_Required action_:
Only lines holding the word "screenshot" are wanted. Copy them from the listing below.

────

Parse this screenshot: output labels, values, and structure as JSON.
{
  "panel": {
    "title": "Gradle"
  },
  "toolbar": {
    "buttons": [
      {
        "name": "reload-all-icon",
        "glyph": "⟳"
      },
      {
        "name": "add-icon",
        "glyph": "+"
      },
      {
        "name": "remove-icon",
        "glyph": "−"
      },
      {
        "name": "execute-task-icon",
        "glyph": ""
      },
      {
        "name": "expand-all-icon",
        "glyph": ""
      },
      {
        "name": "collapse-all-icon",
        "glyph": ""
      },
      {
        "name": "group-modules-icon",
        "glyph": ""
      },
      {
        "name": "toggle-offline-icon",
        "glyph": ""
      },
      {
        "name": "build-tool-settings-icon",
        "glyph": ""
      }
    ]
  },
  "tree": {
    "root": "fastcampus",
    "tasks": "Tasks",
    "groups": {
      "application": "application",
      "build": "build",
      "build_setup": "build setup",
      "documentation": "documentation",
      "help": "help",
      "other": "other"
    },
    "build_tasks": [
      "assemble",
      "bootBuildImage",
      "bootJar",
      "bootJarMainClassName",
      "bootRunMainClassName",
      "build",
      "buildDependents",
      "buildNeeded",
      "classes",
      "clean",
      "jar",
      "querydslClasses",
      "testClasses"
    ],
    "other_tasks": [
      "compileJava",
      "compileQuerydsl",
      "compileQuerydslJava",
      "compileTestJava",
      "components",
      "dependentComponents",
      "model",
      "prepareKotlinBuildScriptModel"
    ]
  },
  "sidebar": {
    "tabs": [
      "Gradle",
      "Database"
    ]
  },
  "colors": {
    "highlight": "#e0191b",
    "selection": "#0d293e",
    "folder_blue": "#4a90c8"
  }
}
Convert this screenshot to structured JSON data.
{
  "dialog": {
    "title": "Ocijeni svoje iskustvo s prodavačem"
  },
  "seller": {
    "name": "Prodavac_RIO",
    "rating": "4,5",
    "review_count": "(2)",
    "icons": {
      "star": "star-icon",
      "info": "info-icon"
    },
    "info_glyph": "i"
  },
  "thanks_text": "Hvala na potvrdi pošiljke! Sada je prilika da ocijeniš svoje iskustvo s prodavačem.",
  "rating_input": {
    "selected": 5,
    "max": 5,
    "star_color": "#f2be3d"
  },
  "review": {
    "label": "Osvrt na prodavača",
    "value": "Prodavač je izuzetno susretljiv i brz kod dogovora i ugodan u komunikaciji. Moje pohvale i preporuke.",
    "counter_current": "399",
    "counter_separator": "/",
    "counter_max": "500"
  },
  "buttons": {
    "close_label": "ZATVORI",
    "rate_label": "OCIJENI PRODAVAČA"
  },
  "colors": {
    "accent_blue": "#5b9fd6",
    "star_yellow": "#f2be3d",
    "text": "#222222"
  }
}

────

_Response box_:
Parse this screenshot: output labels, values, and structure as JSON.
Convert this screenshot to structured JSON data.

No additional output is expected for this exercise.